*** Data excerpts ***

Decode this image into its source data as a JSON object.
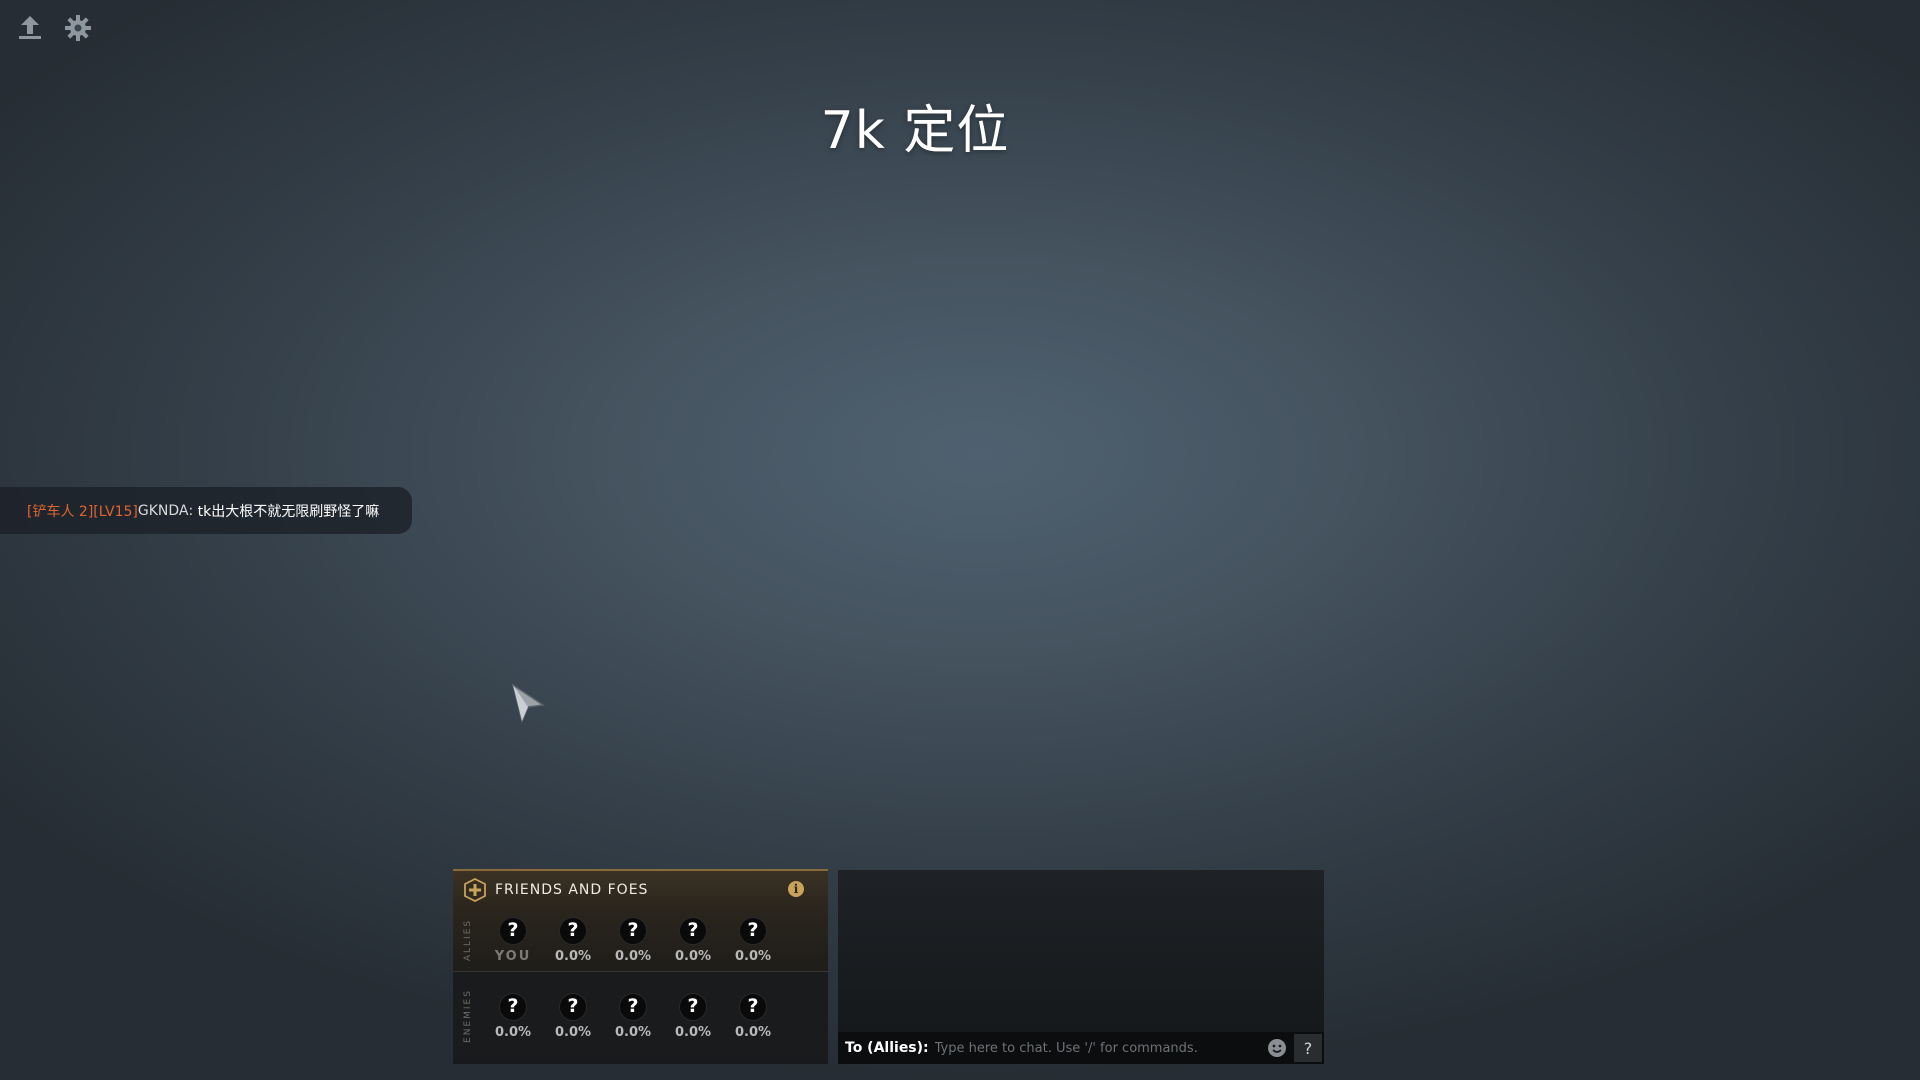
{
  "top_bar": {
    "icons": [
      "upload-icon",
      "gear-icon"
    ]
  },
  "headline": "7k 定位",
  "chat_bubble": {
    "tag": "[铲车人 2][LV15]",
    "name": "GKNDA",
    "separator": ":",
    "message": "tk出大根不就无限刷野怪了嘛",
    "tag_color": "#e0642e"
  },
  "friends_and_foes": {
    "title": "FRIENDS AND FOES",
    "info_label": "i",
    "allies_label": "ALLIES",
    "enemies_label": "ENEMIES",
    "allies": [
      {
        "icon": "?",
        "value": "YOU"
      },
      {
        "icon": "?",
        "value": "0.0%"
      },
      {
        "icon": "?",
        "value": "0.0%"
      },
      {
        "icon": "?",
        "value": "0.0%"
      },
      {
        "icon": "?",
        "value": "0.0%"
      }
    ],
    "enemies": [
      {
        "icon": "?",
        "value": "0.0%"
      },
      {
        "icon": "?",
        "value": "0.0%"
      },
      {
        "icon": "?",
        "value": "0.0%"
      },
      {
        "icon": "?",
        "value": "0.0%"
      },
      {
        "icon": "?",
        "value": "0.0%"
      }
    ],
    "accent_color": "#8a6a3a"
  },
  "chat": {
    "target_label": "To (Allies):",
    "placeholder": "Type here to chat. Use '/' for commands.",
    "help_label": "?"
  }
}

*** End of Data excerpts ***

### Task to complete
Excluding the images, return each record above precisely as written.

### Result for this exercise
Decode this image into its source data as a JSON object.
{
  "top_bar": {
    "icons": [
      "upload-icon",
      "gear-icon"
    ]
  },
  "headline": "7k 定位",
  "chat_bubble": {
    "tag": "[铲车人 2][LV15]",
    "name": "GKNDA",
    "separator": ":",
    "message": "tk出大根不就无限刷野怪了嘛",
    "tag_color": "#e0642e"
  },
  "friends_and_foes": {
    "title": "FRIENDS AND FOES",
    "info_label": "i",
    "allies_label": "ALLIES",
    "enemies_label": "ENEMIES",
    "allies": [
      {
        "icon": "?",
        "value": "YOU"
      },
      {
        "icon": "?",
        "value": "0.0%"
      },
      {
        "icon": "?",
        "value": "0.0%"
      },
      {
        "icon": "?",
        "value": "0.0%"
      },
      {
        "icon": "?",
        "value": "0.0%"
      }
    ],
    "enemies": [
      {
        "icon": "?",
        "value": "0.0%"
      },
      {
        "icon": "?",
        "value": "0.0%"
      },
      {
        "icon": "?",
        "value": "0.0%"
      },
      {
        "icon": "?",
        "value": "0.0%"
      },
      {
        "icon": "?",
        "value": "0.0%"
      }
    ],
    "accent_color": "#8a6a3a"
  },
  "chat": {
    "target_label": "To (Allies):",
    "placeholder": "Type here to chat. Use '/' for commands.",
    "help_label": "?"
  }
}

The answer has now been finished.